Objectives: To investigate the cost-effectiveness of a telehealth intervention for primary care patients with raised cardiovascular disease (CVD) risk.

Design: A prospective within-trial patient-level economic evaluation conducted alongside a randomised controlled trial.

Setting: Patients recruited through primary care, and intervention delivered via telehealth service.

Participants: Adults with a 10-year CVD risk ≥20%, as measured by the QRISK2 algorithm, with at least 1 modifiable risk factor.

Intervention: A series of up to 13 scripted, theory-led telehealth encounters with healthcare advisors, who supported participants to make behaviour change, use online resources, optimise medication and improve adherence.

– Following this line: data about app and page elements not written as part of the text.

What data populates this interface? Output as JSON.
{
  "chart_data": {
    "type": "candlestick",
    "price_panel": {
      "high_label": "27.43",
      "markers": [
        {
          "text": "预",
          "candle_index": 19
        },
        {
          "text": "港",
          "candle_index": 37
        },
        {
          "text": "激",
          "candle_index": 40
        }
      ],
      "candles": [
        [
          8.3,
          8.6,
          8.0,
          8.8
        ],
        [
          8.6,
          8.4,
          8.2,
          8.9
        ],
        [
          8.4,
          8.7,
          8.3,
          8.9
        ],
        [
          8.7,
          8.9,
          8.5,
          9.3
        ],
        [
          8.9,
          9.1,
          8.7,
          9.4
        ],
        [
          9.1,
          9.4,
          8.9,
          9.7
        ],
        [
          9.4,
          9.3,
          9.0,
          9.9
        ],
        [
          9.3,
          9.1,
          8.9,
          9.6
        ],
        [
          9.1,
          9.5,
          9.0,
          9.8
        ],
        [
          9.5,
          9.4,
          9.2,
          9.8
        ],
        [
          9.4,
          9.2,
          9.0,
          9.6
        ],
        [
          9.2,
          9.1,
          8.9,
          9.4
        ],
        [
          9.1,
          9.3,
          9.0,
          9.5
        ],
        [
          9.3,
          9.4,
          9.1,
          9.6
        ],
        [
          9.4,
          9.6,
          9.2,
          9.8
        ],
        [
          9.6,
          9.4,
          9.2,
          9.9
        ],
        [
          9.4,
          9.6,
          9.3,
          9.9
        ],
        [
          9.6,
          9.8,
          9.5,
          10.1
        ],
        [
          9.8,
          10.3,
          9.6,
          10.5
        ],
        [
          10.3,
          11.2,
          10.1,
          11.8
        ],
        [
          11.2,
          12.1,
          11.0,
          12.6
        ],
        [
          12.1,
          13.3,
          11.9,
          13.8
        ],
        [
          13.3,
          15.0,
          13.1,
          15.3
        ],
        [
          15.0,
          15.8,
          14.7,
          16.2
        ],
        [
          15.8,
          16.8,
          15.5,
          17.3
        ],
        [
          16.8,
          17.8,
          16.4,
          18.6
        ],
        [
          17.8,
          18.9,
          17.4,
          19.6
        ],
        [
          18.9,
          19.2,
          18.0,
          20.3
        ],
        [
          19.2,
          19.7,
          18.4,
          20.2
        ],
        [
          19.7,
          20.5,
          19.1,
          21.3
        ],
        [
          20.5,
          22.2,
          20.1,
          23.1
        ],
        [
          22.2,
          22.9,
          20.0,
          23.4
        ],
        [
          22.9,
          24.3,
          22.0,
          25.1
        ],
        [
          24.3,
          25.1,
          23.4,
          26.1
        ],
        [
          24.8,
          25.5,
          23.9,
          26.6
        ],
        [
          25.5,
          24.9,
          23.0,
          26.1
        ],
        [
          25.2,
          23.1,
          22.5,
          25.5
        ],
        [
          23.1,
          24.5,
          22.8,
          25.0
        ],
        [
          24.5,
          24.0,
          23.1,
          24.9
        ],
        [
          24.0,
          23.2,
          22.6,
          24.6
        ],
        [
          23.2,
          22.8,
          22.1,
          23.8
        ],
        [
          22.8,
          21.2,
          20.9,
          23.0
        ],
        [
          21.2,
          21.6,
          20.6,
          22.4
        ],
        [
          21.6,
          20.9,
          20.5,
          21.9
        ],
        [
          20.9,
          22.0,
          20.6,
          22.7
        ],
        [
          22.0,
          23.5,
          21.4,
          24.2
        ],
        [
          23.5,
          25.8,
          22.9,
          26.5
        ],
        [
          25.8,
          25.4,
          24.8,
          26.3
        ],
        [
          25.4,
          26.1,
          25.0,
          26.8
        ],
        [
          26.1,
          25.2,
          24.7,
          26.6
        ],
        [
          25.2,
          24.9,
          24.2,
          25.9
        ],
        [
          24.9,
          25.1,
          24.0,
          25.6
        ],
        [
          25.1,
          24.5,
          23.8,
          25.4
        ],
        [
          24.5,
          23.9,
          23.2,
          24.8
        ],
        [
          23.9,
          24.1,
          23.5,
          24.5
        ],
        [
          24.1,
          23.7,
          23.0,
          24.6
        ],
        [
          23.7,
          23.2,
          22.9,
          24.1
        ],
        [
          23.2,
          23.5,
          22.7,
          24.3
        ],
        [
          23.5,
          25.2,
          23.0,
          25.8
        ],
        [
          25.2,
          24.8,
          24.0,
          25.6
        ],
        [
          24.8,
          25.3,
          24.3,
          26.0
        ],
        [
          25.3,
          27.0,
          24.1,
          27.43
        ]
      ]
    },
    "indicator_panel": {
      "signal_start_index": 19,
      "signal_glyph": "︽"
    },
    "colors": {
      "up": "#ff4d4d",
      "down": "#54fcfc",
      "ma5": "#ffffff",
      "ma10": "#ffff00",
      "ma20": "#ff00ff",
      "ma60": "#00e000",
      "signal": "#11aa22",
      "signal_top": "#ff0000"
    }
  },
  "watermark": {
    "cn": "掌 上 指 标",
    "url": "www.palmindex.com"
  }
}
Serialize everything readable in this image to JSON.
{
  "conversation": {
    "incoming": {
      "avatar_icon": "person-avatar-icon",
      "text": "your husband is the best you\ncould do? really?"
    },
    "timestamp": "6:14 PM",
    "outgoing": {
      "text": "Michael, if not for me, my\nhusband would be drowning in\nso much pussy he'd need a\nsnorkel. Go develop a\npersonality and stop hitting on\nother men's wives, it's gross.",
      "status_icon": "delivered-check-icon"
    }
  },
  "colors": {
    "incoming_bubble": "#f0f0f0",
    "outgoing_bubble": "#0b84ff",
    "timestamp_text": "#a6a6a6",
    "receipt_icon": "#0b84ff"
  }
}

Participants in the control arm received usual care.

Primary and secondary outcome measures: Cost-effectiveness measured by net monetary benefit at the end of 12 months of follow-up, calculated from incremental cost and incremental quality-adjusted life years (QALYs). Productivity impacts, participant out-of-pocket expenditure and the clinical outcome were presented in a cost-consequences framework.

Results: 641 participants were randomised—325 to receive the telehealth intervention in addition to usual care and 316 to receive only usual care. 18% of participants had missing data on either costs, utilities or both. Multiple imputation was used for the base case results. The intervention was associated with incremental mean per-patient National Health Service (NHS) costs of £138 (95% CI 66 to 211) and an incremental QALY gain of 0.012 (95% CI −0.001 to 0.026). The incremental cost-effectiveness ratio was £10 859. Net monetary benefit at a cost-effectiveness threshold of £20 000 per QALY was £116 (95% CI −58 to 291), and the probability that the intervention was cost-effective at this threshold value was 0.77. Similar results were obtained from a complete case analysis.

Conclusions: There is evidence to suggest that the Healthlines telehealth intervention was likely to be cost-effective at a threshold of £20 000 per QALY.

Read the full article here